(Dataset records)

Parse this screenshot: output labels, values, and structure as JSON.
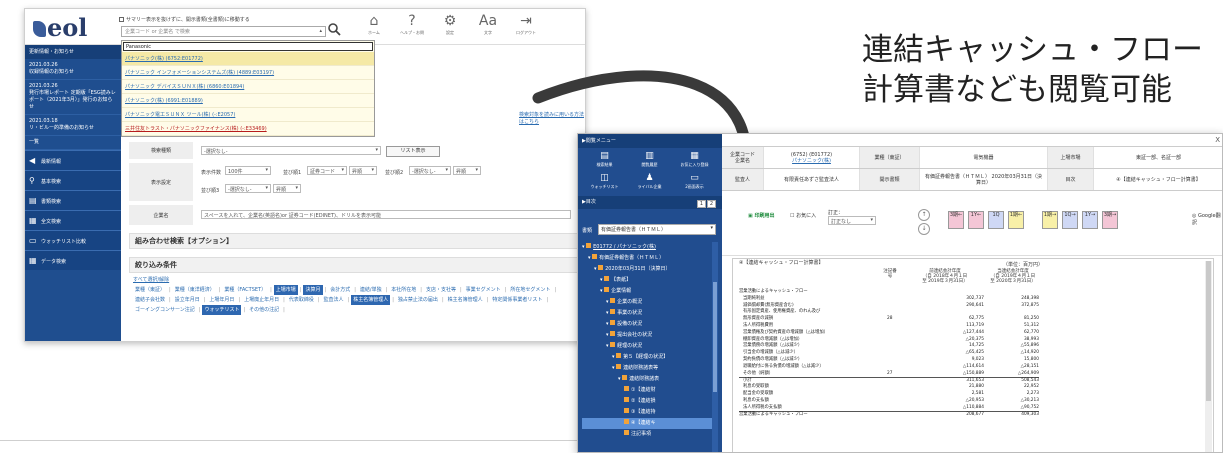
{
  "left_window": {
    "logo_text": "eol",
    "search_hint": "サマリー表示を抜けずに、開示書類(全書類)に移動する",
    "company_search_placeholder": "企業コード or 企業名 で検索",
    "top_nav": [
      {
        "icon": "home-icon",
        "glyph": "⌂",
        "label": "ホーム"
      },
      {
        "icon": "help-icon",
        "glyph": "?",
        "label": "ヘルプ・お問"
      },
      {
        "icon": "gear-icon",
        "glyph": "⚙",
        "label": "設定"
      },
      {
        "icon": "font-size-icon",
        "glyph": "Aa",
        "label": "文字"
      },
      {
        "icon": "logout-icon",
        "glyph": "⇥",
        "label": "ログアウト"
      }
    ],
    "dropdown": {
      "input_value": "Panasonic",
      "options": [
        "パナソニック(株) (6752:E01772)",
        "パナソニック インフォメーションシステムズ(株) (4889:E03197)",
        "パナソニック デバイスＳＵＮＸ(株) (6860:E01894)",
        "パナソニック(株) (6991:E01889)",
        "パナソニック電工ＳＵＮＸ ツール(株) (-:E2057)",
        "三井住友トラスト・パナソニックファイナンス(株) (-:E33469)"
      ]
    },
    "sidebar": {
      "news_header": "更新情報・お知らせ",
      "news": [
        {
          "date": "2021.03.26",
          "text": "収録情報のお知らせ"
        },
        {
          "date": "2021.03.26",
          "text": "発行市場レポート 定期版「ESG読みレポート（2021年3月）」発行のお知らせ"
        },
        {
          "date": "2021.03.18",
          "text": "リ・ビルー的準備のお知らせ"
        }
      ],
      "more": "一覧",
      "nav": [
        {
          "icon": "megaphone-icon",
          "glyph": "◀",
          "label": "最新情報"
        },
        {
          "icon": "search-icon",
          "glyph": "⚲",
          "label": "基本検索"
        },
        {
          "icon": "document-search-icon",
          "glyph": "▤",
          "label": "書類検索"
        },
        {
          "icon": "fulltext-search-icon",
          "glyph": "▦",
          "label": "全文検索"
        },
        {
          "icon": "watchlist-icon",
          "glyph": "▭",
          "label": "ウォッチリスト比較"
        },
        {
          "icon": "data-icon",
          "glyph": "▦",
          "label": "データ検索"
        }
      ]
    },
    "form": {
      "right_link": "検索対象を読みに用いる方法はこちら",
      "doc_type_label": "検索種類",
      "doc_type_value": "-選択なし-",
      "list_button": "リスト表示",
      "display_label": "表示設定",
      "display_count_label": "表示件数",
      "display_count": "100件",
      "sort1_label": "並び順1",
      "sort1_value": "証券コード",
      "sort1_dir": "昇順",
      "sort2_label": "並び順2",
      "sort2_value": "-選択なし-",
      "sort2_dir": "昇順",
      "sort3_label": "並び順3",
      "sort3_value": "-選択なし-",
      "sort3_dir": "昇順",
      "company_label": "企業名",
      "company_placeholder": "スペースを入れて、企業名(英語名)or 証券コード(EDINET)、ドリルを表示可能"
    },
    "options_header": "組み合わせ検索【オプション】",
    "filters_header": "絞り込み条件",
    "filters": {
      "select_all": "すべて選択/解除",
      "line1": [
        {
          "label": "業種（東証）",
          "on": false
        },
        {
          "label": "業種（東洋経済）",
          "on": false
        },
        {
          "label": "業種（FACTSET）",
          "on": false
        },
        {
          "label": "上場市場",
          "on": true
        },
        {
          "label": "決算月",
          "on": true
        },
        {
          "label": "会計方式",
          "on": false
        },
        {
          "label": "連結/単独",
          "on": false
        },
        {
          "label": "本社所在地",
          "on": false
        },
        {
          "label": "支店・支社等",
          "on": false
        },
        {
          "label": "事業セグメント",
          "on": false
        },
        {
          "label": "所在地セグメント",
          "on": false
        }
      ],
      "line2": [
        {
          "label": "連結子会社数",
          "on": false
        },
        {
          "label": "設立年月日",
          "on": false
        },
        {
          "label": "上場年月日",
          "on": false
        },
        {
          "label": "上場廃止年月日",
          "on": false
        },
        {
          "label": "代表取締役",
          "on": false
        },
        {
          "label": "監査法人",
          "on": false
        },
        {
          "label": "株主名簿管理人",
          "on": true
        },
        {
          "label": "独占禁止法の届出",
          "on": false
        },
        {
          "label": "株主名簿管理人",
          "on": false
        },
        {
          "label": "特定関係事業者リスト",
          "on": false
        }
      ],
      "line3": [
        {
          "label": "ゴーイングコンサーン注記",
          "on": false
        },
        {
          "label": "ウォッチリスト",
          "on": true
        },
        {
          "label": "その他の注記",
          "on": false
        }
      ]
    }
  },
  "caption": {
    "line1": "連結キャッシュ・フロー",
    "line2": "計算書なども閲覧可能"
  },
  "right_window": {
    "menu_header": "閲覧メニュー",
    "menu_icons": [
      {
        "icon": "search-results-icon",
        "glyph": "▤",
        "label": "検索結果"
      },
      {
        "icon": "history-icon",
        "glyph": "▥",
        "label": "閲覧履歴"
      },
      {
        "icon": "favorite-icon",
        "glyph": "▦",
        "label": "お気に入り登録"
      },
      {
        "icon": "watchlist-icon",
        "glyph": "◫",
        "label": "ウォッチリスト"
      },
      {
        "icon": "rival-icon",
        "glyph": "♟",
        "label": "ライバル企業"
      },
      {
        "icon": "compare-icon",
        "glyph": "▭",
        "label": "2画面表示"
      }
    ],
    "toc_header": "目次",
    "toc_buttons": [
      "1",
      "2"
    ],
    "doc_label": "書類",
    "doc_value": "有価証券報告書（ＨＴＭＬ）",
    "tree": [
      {
        "label": "E01772 / パナソニック(株)",
        "level": 0,
        "link": true
      },
      {
        "label": "有価証券報告書（ＨＴＭＬ）",
        "level": 1
      },
      {
        "label": "2020年03月31日（決算日）",
        "level": 2
      },
      {
        "label": "【表紙】",
        "level": 3
      },
      {
        "label": "企業情報",
        "level": 3
      },
      {
        "label": "企業の概況",
        "level": 4
      },
      {
        "label": "事業の状況",
        "level": 4
      },
      {
        "label": "設備の状況",
        "level": 4
      },
      {
        "label": "提出会社の状況",
        "level": 4
      },
      {
        "label": "経理の状況",
        "level": 4
      },
      {
        "label": "第５【経理の状況】",
        "level": 5
      },
      {
        "label": "連結財務諸表等",
        "level": 5
      },
      {
        "label": "連結財務諸表",
        "level": 6
      },
      {
        "label": "①【連結財",
        "level": 7
      },
      {
        "label": "②【連結損",
        "level": 7
      },
      {
        "label": "③【連結持",
        "level": 7
      },
      {
        "label": "④【連結キ",
        "level": 7,
        "selected": true
      },
      {
        "label": "注記事項",
        "level": 7
      }
    ],
    "info": {
      "code_label": "企業コード\n企業名",
      "code_value": "(6752) (E01772)",
      "code_company": "パナソニック(株)",
      "industry_label": "業種（東証）",
      "industry_value": "電気機器",
      "market_label": "上場市場",
      "market_value": "東証一部、名証一部",
      "auditor_label": "監査人",
      "auditor_value": "有限責任あずさ監査法人",
      "doc_label": "開示書類",
      "doc_value": "有価証券報告書（ＨＴＭＬ） 2020年03月31日（決算日）",
      "toc_label": "目次",
      "toc_value": "④【連結キャッシュ・フロー計算書】"
    },
    "toolbar": {
      "print": "印刷用出",
      "favorite": "お気に入",
      "correction_label": "訂正：",
      "correction_value": "訂正なし",
      "nav_buttons": [
        "3期←",
        "1Y←",
        "1Q",
        "1期←",
        "1期→",
        "1Q→",
        "1Y→",
        "3期→"
      ],
      "google": "Google翻訳"
    },
    "sheet": {
      "title": "④【連結キャッシュ・フロー計算書】",
      "unit": "（単位：百万円）",
      "note_header": "注記番号",
      "prev_header": "前連結会計年度\n（自 2018年４月１日\n至 2019年３月31日）",
      "curr_header": "当連結会計年度\n（自 2019年４月１日\n至 2020年３月31日）",
      "rows": [
        {
          "label": "営業活動によるキャッシュ・フロー",
          "note": "",
          "prev": "",
          "curr": ""
        },
        {
          "label": "当期純利益",
          "note": "",
          "prev": "302,737",
          "curr": "248,398"
        },
        {
          "label": "減価償却費(無形資産含む)",
          "note": "",
          "prev": "290,641",
          "curr": "372,875"
        },
        {
          "label": "有形固定資産、使用権資産、のれん及び",
          "note": "",
          "prev": "",
          "curr": ""
        },
        {
          "label": "無形資産の減損",
          "note": "28",
          "prev": "62,775",
          "curr": "81,250"
        },
        {
          "label": "法人所得税費用",
          "note": "",
          "prev": "113,719",
          "curr": "51,312"
        },
        {
          "label": "営業債権及び契約資産の増減額（△は増加）",
          "note": "",
          "prev": "△127,444",
          "curr": "62,770"
        },
        {
          "label": "棚卸資産の増減額（△は増加）",
          "note": "",
          "prev": "△20,375",
          "curr": "38,993"
        },
        {
          "label": "営業債務の増減額（△は減少）",
          "note": "",
          "prev": "14,725",
          "curr": "△55,896"
        },
        {
          "label": "引当金の増減額（△は減少）",
          "note": "",
          "prev": "△65,425",
          "curr": "△14,920"
        },
        {
          "label": "契約負債の増減額（△は減少）",
          "note": "",
          "prev": "9,023",
          "curr": "15,800"
        },
        {
          "label": "退職給付に係る負債の増減額（△は減少）",
          "note": "",
          "prev": "△114,614",
          "curr": "△28,151"
        },
        {
          "label": "その他（純額）",
          "note": "27",
          "prev": "△150,889",
          "curr": "△264,909"
        },
        {
          "label": "小計",
          "note": "",
          "prev": "311,653",
          "curr": "508,543",
          "sep": true
        },
        {
          "label": "利息の受取額",
          "note": "",
          "prev": "21,880",
          "curr": "22,952"
        },
        {
          "label": "配当金の受取額",
          "note": "",
          "prev": "2,581",
          "curr": "2,273"
        },
        {
          "label": "利息の支払額",
          "note": "",
          "prev": "△20,953",
          "curr": "△30,213"
        },
        {
          "label": "法人所得税の支払額",
          "note": "",
          "prev": "△110,884",
          "curr": "△90,752"
        },
        {
          "label": "営業活動によるキャッシュ・フロー",
          "note": "",
          "prev": "208,677",
          "curr": "409,303",
          "sep": true
        }
      ]
    }
  }
}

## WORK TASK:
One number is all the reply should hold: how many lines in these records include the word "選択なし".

## ANSWER FOR THIS EXERCISE:
3